Over two years, a group of glaciologists, oceanographers and engineers measured melting of the LeConte Glacier in Southeast Alaska. Their study is the first to directly measure underwater melt rates of tidewater glaciers: Previously, scientists relied on estimates of how water and air temperature and ocean currents influence melting.
The researchers found that those theories oversimplify tidewater glacier melting patterns. For example, the theories assume that ice will melt more quickly in places where water is flowing faster. But that's not always the case, the new findings show.
"The theory we've been relying on for these melt rates is wrong," said Rebecca Jackson, an oceanographer at Rutgers University and co-author of the study. "We should be able to predict melt rates based on ocean conditions ... (but) they're not at all related in the way we expected."

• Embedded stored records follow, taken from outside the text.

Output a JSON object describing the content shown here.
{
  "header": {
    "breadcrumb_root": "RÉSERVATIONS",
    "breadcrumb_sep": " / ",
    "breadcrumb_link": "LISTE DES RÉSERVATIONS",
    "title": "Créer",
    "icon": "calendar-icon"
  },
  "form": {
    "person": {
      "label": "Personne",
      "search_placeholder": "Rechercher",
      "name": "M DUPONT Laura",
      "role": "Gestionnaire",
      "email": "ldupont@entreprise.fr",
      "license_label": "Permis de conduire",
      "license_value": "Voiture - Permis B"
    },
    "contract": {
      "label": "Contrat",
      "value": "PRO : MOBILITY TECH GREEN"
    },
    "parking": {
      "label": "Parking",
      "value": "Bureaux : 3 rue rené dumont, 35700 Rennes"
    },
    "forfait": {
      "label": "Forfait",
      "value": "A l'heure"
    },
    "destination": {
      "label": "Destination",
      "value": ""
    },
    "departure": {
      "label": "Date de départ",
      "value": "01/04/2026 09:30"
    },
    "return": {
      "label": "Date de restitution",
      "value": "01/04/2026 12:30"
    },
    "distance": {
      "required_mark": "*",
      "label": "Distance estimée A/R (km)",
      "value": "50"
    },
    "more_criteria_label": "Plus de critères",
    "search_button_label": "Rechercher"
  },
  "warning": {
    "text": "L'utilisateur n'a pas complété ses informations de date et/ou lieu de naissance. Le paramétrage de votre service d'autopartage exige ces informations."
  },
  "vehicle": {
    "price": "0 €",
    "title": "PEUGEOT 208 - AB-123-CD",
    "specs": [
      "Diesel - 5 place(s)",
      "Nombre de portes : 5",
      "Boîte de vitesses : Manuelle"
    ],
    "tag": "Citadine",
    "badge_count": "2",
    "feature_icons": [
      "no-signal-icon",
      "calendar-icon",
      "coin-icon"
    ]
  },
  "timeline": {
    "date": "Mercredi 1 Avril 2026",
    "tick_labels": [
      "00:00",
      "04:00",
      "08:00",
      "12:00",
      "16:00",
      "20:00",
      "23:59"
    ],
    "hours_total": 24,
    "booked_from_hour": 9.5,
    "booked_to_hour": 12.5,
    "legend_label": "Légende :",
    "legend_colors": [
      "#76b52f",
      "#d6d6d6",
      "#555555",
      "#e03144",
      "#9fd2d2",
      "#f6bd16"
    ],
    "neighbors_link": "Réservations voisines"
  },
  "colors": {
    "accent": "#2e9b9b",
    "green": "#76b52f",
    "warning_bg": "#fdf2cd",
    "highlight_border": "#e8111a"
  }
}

In addition to air and water temperature, ocean salinity, currents and the glacier's shape can all play a role in influencing tidewater glacier melt.
Signs of change
Signs that global warming is influencing glacier melt are evident already. The overall retreat of glaciers is one example.
"If the climate is steady, you expect 90 percent (of glaciers) to be advancing at any time," said Jason Amundson, a glaciologist at the University of Alaska and co-author of the study. "What we're seeing now is the opposite." Only a few tidewater glaciers are advancing; most are retreating, he said.
The tidewater glaciers, which form vertical cliffs in the ocean, lose ice through both melting and a process called calving, as massive chunks break off into the water.
Underwater melting can also intensify calving in the way that chipping away at a building's base would encourage it to topple. "If you start taking away its foundation, it's going to tip over," Sutherland said.
Impact beyond rise
As fresh water from melting glaciers enters the ocean, it does more than increase sea level. "Plumes" of fast-moving runoff stir up nutrients locked deep in the water, which then feed phytoplankton and zooplankton near the surface, spurring population booms.
"Usually, it's all about sea level rise," Sutherland said. "That would be important if it was the only thing, but all of a sudden we have these ecosystem impacts as well, and that's something we want to quantify."
Changes in tidewater glaciers can have an impact on people living along the Alaskan coast, altering patterns in the ocean water that provides food and livelihood for many. Longer melt seasons mean more fresh water entering the ocean earlier in the year, Amundson explained. "Will that change things like salmon swimming up those streams?" he asked.
As tidewater glaciers melt and contribute to sea level rise, the ability to predict their rate of melting is still developing. "One big open question is: What's the role of the ocean in driving those changes?" Jackson said.
The new direct measurements are giving researchers new insights into that role. "Maybe glaciers are more sensitive to changes in temperature than we might have expected before," Jackson said.
The study's findings suggest that as the planet warms, sea level could rise faster than currently estimated.
"Even if we know how much the ocean was going to warm, the paper shows that we don't have the ability to predict how that would translate into melt rate of the ice," said Jonathan Kingslake, a researcher at Columbia University who models the flow of ice and water in glaciers and was not involved in the study.
Improving those sea level estimates is important for coastal communities to prepare for the effects of climate change, and the new findings are adding to the knowledge base for increasingly detailed analyses. Just a small increase in sea level can exacerbate the effects of storms, for example, Kingslake said. "It makes planning really difficult if you don't have an accurate estimate," he said.
This story was produced in partnership with the Florida Climate Reporting Network, a multi-newsroom initiative founded by the Miami Herald, the Sun-Sentinel, The Palm Beach Post, the Orlando Sentinel, WLRN Public Media and the Tampa Bay Times.